We are abandoned creatures on the side of the Road of Answers and a darkening forest resides on both sides. We walk on all four legs, waiting to hitch a ride, but paws have no thumbs.
The passing cars keep moving, and it keeps getting dark and cold and the woods are making noises that I’ve never heard before. I see another creature ahead, but it’s too far. I see another creature behind, waddling like it’s wounded. I see a firelight on my right through the brush and trees, and I hear something making a grunt and a growl in the distant woods to my left. I’ll wait up for the straggler behind. He or she seems nice. We’ll ask to join the fire together. It’s always better to get rejected in larger numbers. You never know what someone will tell you.
by Marc Alexander Valle
Nice, quiet, smart.
People have told me this all my life. I don’t know how I feel about those words anymore. I used to hate them, but I think I’m making peace with the fact that I’ll never really get to shake them off.
Nice, quiet, smart. A combination that makes me a rare bird in this world.
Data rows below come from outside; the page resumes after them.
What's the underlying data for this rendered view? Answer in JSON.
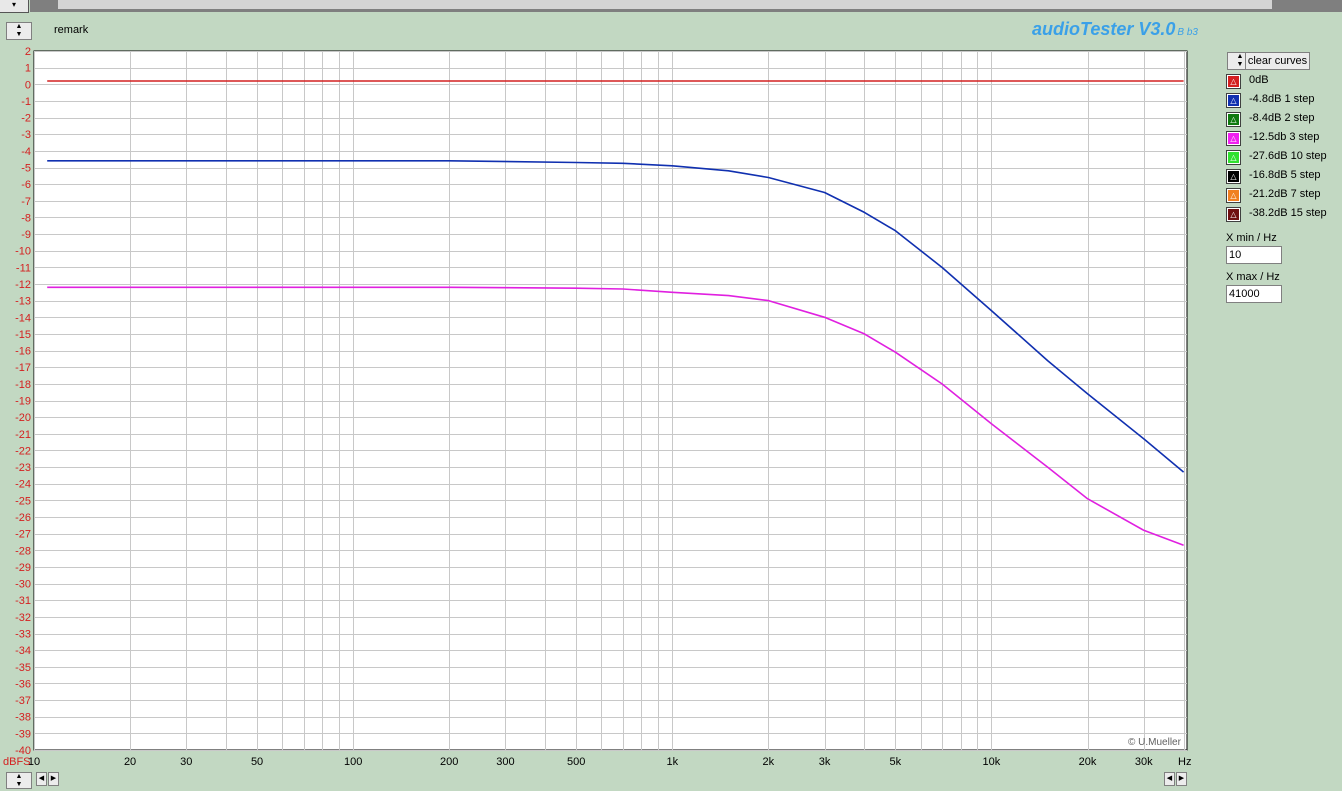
{
  "app": {
    "remark": "remark",
    "brand": "audioTester V3.0",
    "brand_version": "B b3",
    "copyright": "© U.Mueller"
  },
  "controls": {
    "clear_curves_label": "clear curves",
    "xmin_label": "X min / Hz",
    "xmin_value": "10",
    "xmax_label": "X max / Hz",
    "xmax_value": "41000"
  },
  "legend": [
    {
      "label": "0dB",
      "color": "#d42020"
    },
    {
      "label": "-4.8dB 1 step",
      "color": "#1030b0"
    },
    {
      "label": "-8.4dB 2 step",
      "color": "#107a10"
    },
    {
      "label": "-12.5db 3 step",
      "color": "#f020f0"
    },
    {
      "label": "-27.6dB 10 step",
      "color": "#30e030"
    },
    {
      "label": "-16.8dB 5 step",
      "color": "#000000"
    },
    {
      "label": "-21.2dB 7 step",
      "color": "#f08020"
    },
    {
      "label": "-38.2dB 15 step",
      "color": "#701010"
    }
  ],
  "chart_data": {
    "type": "line",
    "x_scale": "log",
    "xlim": [
      10,
      41000
    ],
    "ylim": [
      -40,
      2
    ],
    "ylabel": "dBFS",
    "xunit": "Hz",
    "x_ticks": [
      10,
      20,
      30,
      50,
      100,
      200,
      300,
      500,
      1000,
      2000,
      3000,
      5000,
      10000,
      20000,
      30000
    ],
    "x_tick_labels": [
      "10",
      "20",
      "30",
      "50",
      "100",
      "200",
      "300",
      "500",
      "1k",
      "2k",
      "3k",
      "5k",
      "10k",
      "20k",
      "30k"
    ],
    "y_ticks": [
      2,
      1,
      0,
      -1,
      -2,
      -3,
      -4,
      -5,
      -6,
      -7,
      -8,
      -9,
      -10,
      -11,
      -12,
      -13,
      -14,
      -15,
      -16,
      -17,
      -18,
      -19,
      -20,
      -21,
      -22,
      -23,
      -24,
      -25,
      -26,
      -27,
      -28,
      -29,
      -30,
      -31,
      -32,
      -33,
      -34,
      -35,
      -36,
      -37,
      -38,
      -39,
      -40
    ],
    "grid": true,
    "series": [
      {
        "name": "0dB",
        "color": "#d42020",
        "x": [
          11,
          20,
          50,
          100,
          200,
          500,
          1000,
          2000,
          5000,
          10000,
          20000,
          40000
        ],
        "y": [
          0.2,
          0.2,
          0.2,
          0.2,
          0.2,
          0.2,
          0.2,
          0.2,
          0.2,
          0.2,
          0.2,
          0.2
        ]
      },
      {
        "name": "-4.8dB 1 step",
        "color": "#1030b0",
        "x": [
          11,
          20,
          50,
          100,
          200,
          500,
          700,
          1000,
          1500,
          2000,
          3000,
          4000,
          5000,
          7000,
          10000,
          15000,
          20000,
          30000,
          40000
        ],
        "y": [
          -4.6,
          -4.6,
          -4.6,
          -4.6,
          -4.6,
          -4.7,
          -4.75,
          -4.9,
          -5.2,
          -5.6,
          -6.5,
          -7.7,
          -8.8,
          -11.0,
          -13.6,
          -16.6,
          -18.6,
          -21.3,
          -23.3
        ]
      },
      {
        "name": "-12.5db 3 step",
        "color": "#e020e0",
        "x": [
          11,
          20,
          50,
          100,
          200,
          500,
          700,
          1000,
          1500,
          2000,
          3000,
          4000,
          5000,
          7000,
          10000,
          15000,
          20000,
          30000,
          40000
        ],
        "y": [
          -12.2,
          -12.2,
          -12.2,
          -12.2,
          -12.2,
          -12.25,
          -12.3,
          -12.5,
          -12.7,
          -13.0,
          -14.0,
          -15.0,
          -16.1,
          -18.0,
          -20.4,
          -23.0,
          -24.9,
          -26.8,
          -27.7
        ]
      }
    ]
  }
}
Why do we hate being different when we’re younger?
Why do we need so much of the three A’s–acceptance, approval, admiration?
Why does it take so long to get to yourself when you have to live with yourself every day anyway?
The rare bird has few avian friends, but people love him and put him on stamps.
Now I just tried to make a metaphor where birds represent people, but I couldn’t figure what actual people represent in that particular metaphor. I cringed at every possibility, thinking of what readers would think of my writing. So I guess I’m not that rare a bird that embraces its uniqueness yet. I don’t know if we ever really get there in mid-life.
But wouldn’t that be cool to be on a stamp?
A poem I wrote that was filmed by Billy Mack at the Coffeehouse without Limits in Allentown, PA.